▶ [EXERCISE GOAL]:
All lines holding the string "nhanh" should be copied from the data below.

═══ DATA PROVIDED

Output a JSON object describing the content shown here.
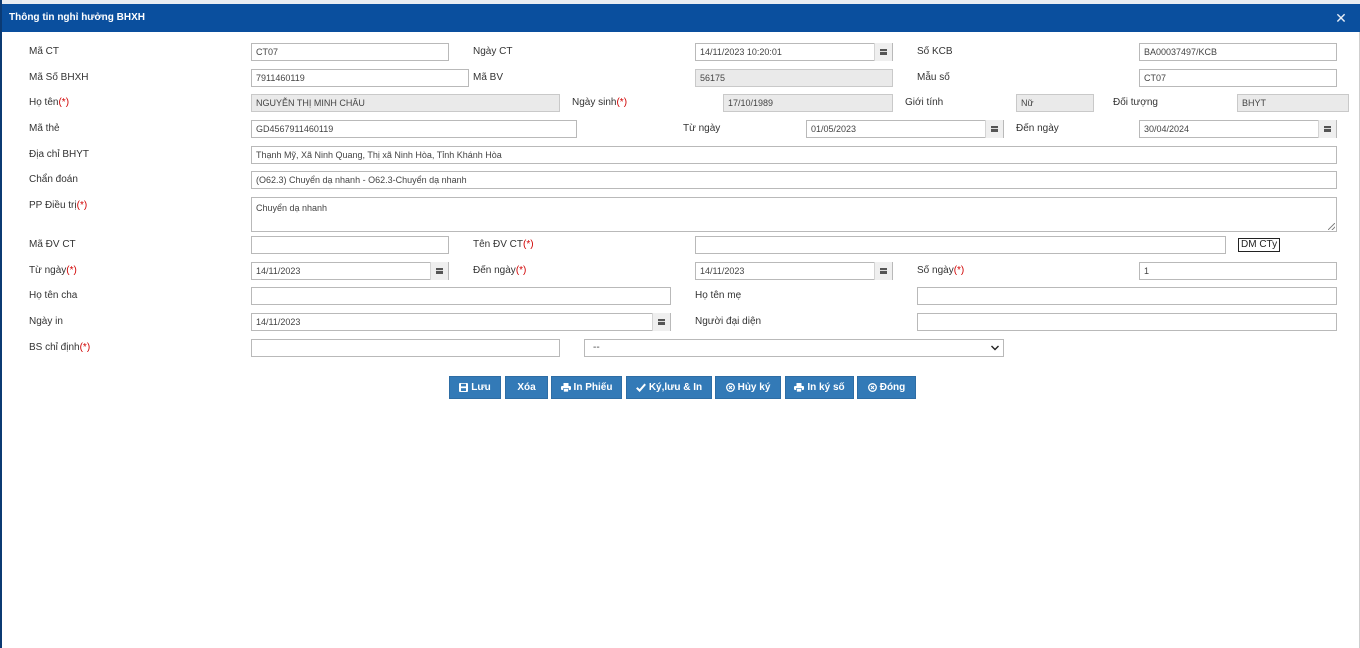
{
  "window": {
    "title": "Thông tin nghỉ hưởng BHXH",
    "close_glyph": "✕"
  },
  "form": {
    "ma_ct": {
      "label": "Mã CT",
      "value": "CT07"
    },
    "ngay_ct": {
      "label": "Ngày CT",
      "value": "14/11/2023 10:20:01"
    },
    "so_kcb": {
      "label": "Số KCB",
      "value": "BA00037497/KCB"
    },
    "ma_so_bhxh": {
      "label": "Mã Số BHXH",
      "value": "7911460119"
    },
    "ma_bv": {
      "label": "Mã BV",
      "value": "56175"
    },
    "mau_so": {
      "label": "Mẫu số",
      "value": "CT07"
    },
    "ho_ten": {
      "label": "Họ tên",
      "required": "(*)",
      "value": "NGUYỄN THỊ MINH CHÂU"
    },
    "ngay_sinh": {
      "label": "Ngày sinh",
      "required": "(*)",
      "value": "17/10/1989"
    },
    "gioi_tinh": {
      "label": "Giới tính",
      "value": "Nữ"
    },
    "doi_tuong": {
      "label": "Đối tượng",
      "value": "BHYT"
    },
    "ma_the": {
      "label": "Mã thẻ",
      "value": "GD4567911460119"
    },
    "tu_ngay_the": {
      "label": "Từ ngày",
      "value": "01/05/2023"
    },
    "den_ngay_the": {
      "label": "Đến ngày",
      "value": "30/04/2024"
    },
    "dia_chi": {
      "label": "Địa chỉ BHYT",
      "value": "Thạnh Mỹ, Xã Ninh Quang, Thị xã Ninh Hòa, Tỉnh Khánh Hòa"
    },
    "chan_doan": {
      "label": "Chẩn đoán",
      "value": "(O62.3) Chuyển dạ nhanh - O62.3-Chuyển dạ nhanh"
    },
    "pp_dieu_tri": {
      "label": "PP Điều trị",
      "required": "(*)",
      "value": "Chuyển dạ nhanh"
    },
    "ma_dv_ct": {
      "label": "Mã ĐV CT",
      "value": ""
    },
    "ten_dv_ct": {
      "label": "Tên ĐV CT",
      "required": "(*)",
      "value": ""
    },
    "dm_cty_label": "DM CTy",
    "tu_ngay": {
      "label": "Từ ngày",
      "required": "(*)",
      "value": "14/11/2023"
    },
    "den_ngay": {
      "label": "Đến ngày",
      "required": "(*)",
      "value": "14/11/2023"
    },
    "so_ngay": {
      "label": "Số ngày",
      "required": "(*)",
      "value": "1"
    },
    "ho_ten_cha": {
      "label": "Họ tên cha",
      "value": ""
    },
    "ho_ten_me": {
      "label": "Họ tên mẹ",
      "value": ""
    },
    "ngay_in": {
      "label": "Ngày in",
      "value": "14/11/2023"
    },
    "nguoi_dai_dien": {
      "label": "Người đại diện",
      "value": ""
    },
    "bs_chi_dinh": {
      "label": "BS chỉ định",
      "required": "(*)",
      "value": "",
      "select_value": "--"
    }
  },
  "buttons": {
    "luu": "Lưu",
    "xoa": "Xóa",
    "in_phieu": "In Phiếu",
    "ky_luu_in": "Ký,lưu & In",
    "huy_ky": "Hủy ký",
    "in_ky_so": "In ký số",
    "dong": "Đóng"
  },
  "colors": {
    "titlebar": "#0a4f9e",
    "button": "#337ab7",
    "required": "#d00000"
  }
}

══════

▶ [RESPONSE TO THE TASK]:
      "value": "(O62.3) Chuyển dạ nhanh - O62.3-Chuyển dạ nhanh"
      "value": "Chuyển dạ nhanh"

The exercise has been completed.